* **TASK STATEMENT**
Scan the listing below. Return every line containing the string "this".

==== EXERCISE MATERIALS

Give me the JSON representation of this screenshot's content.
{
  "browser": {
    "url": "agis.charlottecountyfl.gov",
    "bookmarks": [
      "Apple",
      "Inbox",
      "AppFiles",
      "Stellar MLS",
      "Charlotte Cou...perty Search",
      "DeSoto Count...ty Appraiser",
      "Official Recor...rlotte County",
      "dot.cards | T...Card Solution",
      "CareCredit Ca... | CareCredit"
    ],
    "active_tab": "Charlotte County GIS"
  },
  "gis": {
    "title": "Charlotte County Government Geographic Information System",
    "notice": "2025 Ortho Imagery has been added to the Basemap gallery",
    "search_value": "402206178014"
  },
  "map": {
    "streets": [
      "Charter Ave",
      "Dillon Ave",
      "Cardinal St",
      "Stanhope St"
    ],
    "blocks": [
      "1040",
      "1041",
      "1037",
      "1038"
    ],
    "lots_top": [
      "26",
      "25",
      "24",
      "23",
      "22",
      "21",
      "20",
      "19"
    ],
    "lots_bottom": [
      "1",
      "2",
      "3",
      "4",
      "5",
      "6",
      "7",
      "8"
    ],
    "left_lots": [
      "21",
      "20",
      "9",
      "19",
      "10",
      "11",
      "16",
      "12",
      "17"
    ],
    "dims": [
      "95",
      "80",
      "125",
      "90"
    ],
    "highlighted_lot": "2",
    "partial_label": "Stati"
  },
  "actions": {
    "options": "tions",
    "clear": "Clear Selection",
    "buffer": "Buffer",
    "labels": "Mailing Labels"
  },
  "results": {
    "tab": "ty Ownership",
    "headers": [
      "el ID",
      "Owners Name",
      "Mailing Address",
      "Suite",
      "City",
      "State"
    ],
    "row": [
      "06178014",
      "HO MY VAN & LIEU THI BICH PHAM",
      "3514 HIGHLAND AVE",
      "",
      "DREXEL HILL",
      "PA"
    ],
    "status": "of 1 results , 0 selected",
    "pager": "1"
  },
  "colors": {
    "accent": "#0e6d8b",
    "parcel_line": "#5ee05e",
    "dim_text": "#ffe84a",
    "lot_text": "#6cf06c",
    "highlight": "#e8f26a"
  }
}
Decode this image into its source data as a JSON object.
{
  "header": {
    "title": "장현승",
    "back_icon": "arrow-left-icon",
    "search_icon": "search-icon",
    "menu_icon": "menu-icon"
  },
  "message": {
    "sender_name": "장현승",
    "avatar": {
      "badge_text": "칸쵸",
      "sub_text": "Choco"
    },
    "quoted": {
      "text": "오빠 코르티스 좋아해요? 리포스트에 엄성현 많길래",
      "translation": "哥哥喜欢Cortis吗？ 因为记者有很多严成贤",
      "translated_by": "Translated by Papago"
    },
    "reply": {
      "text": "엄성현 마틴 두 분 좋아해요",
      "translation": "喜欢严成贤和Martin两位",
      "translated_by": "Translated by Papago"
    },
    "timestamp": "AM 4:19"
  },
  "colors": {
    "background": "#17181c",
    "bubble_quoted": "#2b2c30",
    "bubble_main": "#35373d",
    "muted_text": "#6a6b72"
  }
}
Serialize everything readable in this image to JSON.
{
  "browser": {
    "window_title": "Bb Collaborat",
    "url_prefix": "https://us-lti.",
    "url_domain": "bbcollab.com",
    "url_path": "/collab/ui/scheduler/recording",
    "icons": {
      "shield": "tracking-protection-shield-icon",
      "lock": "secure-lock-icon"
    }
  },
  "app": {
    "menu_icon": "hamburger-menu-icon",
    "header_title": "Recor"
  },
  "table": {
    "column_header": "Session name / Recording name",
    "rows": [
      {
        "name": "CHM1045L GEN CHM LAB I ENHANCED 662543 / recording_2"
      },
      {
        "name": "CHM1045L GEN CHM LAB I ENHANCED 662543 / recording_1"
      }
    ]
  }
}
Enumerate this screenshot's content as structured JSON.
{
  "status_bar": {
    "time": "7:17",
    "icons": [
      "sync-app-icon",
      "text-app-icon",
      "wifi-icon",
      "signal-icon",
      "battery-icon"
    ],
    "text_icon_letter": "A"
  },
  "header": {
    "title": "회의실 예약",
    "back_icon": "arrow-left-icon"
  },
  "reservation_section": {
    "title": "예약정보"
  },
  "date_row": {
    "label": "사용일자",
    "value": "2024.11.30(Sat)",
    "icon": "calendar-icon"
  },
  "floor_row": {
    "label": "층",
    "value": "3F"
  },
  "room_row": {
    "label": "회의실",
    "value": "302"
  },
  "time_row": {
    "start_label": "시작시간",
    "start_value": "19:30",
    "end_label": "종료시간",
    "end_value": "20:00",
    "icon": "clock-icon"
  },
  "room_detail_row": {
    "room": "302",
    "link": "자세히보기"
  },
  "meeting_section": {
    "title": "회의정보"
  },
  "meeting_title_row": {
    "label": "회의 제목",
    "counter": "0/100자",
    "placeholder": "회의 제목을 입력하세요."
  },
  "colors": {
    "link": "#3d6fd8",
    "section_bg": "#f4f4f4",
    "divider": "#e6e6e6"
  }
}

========

* **ANSWER BOX**
Give me the JSON representation of this screenshot's content.
Decode this image into its source data as a JSON object.
Serialize everything readable in this image to JSON.
Enumerate this screenshot's content as structured JSON.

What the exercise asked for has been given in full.